The 3rd Department and its disciplinary committee were also MEMBERS of the Commission allegedly attempting to verify how to make these proceedings more fair.
The main point of fairness would have been to dismiss them from their job and prosecute them criminally for witness tampering and intimidation.
Their attorneys resigned for committing other misconduct, falsifying time sheets as to their use of taxpayers' money - and escaped attorney discipline from the committee employees of which they were.
See an article here describes how time sheets of public employees CAN be falsified, because the matter were never made public, even though it is a matter of public concern.
See an article from 2014 stating the following:
"It appears that COPS [3rd Department disciplinary committee - T.N.] is in fact little more than a protective shield for attorneys, shielded from disciplinary action by their fellow attorneys in the department. Complaints filed with COPS by the public seem to be placed in a file and six months later, are summarily dismissed".

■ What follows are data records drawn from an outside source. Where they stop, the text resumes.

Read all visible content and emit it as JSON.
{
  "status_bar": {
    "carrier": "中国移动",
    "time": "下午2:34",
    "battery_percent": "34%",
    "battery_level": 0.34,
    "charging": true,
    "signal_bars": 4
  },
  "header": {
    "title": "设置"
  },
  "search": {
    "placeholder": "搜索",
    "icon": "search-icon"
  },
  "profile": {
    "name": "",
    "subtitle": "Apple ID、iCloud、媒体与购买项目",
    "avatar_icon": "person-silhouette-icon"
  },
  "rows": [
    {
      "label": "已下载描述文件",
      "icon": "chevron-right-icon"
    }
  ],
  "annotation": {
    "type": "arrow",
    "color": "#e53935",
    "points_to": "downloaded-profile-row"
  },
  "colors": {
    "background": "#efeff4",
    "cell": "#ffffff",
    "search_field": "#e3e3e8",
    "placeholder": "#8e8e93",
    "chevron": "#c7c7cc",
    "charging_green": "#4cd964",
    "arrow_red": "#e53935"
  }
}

The author of the article was not invited to testify before the Commission on this issue of public concern - because the COPS were members of the Commission, an irreconcilable conflict of interest for participating in the Commission.
Not for all attorneys, of course, only for well-connected ones.
So, of course, the Commission will not try to whip its own butt by asking courts to:
- provide for introduction of special investigators and prosecutors to prosecute disciplinary prosecutors for attorney misconduct - which is rampant and unaddressed;
- provide for a policy to introduce the general policy that challenges to judicial integrity raised in pleadings or in public forums, may not be used as basis of retaliation, and as attorney discipline as a specific point.
After all, any such policies that a Commission members would recommend, could be turned against Commission members.
That's why reasonable citizenry does not appoint foxes to preside over the chicken coup in order to decide how to protect chickens better.
Foxes do that instead on behalf of the citizenry.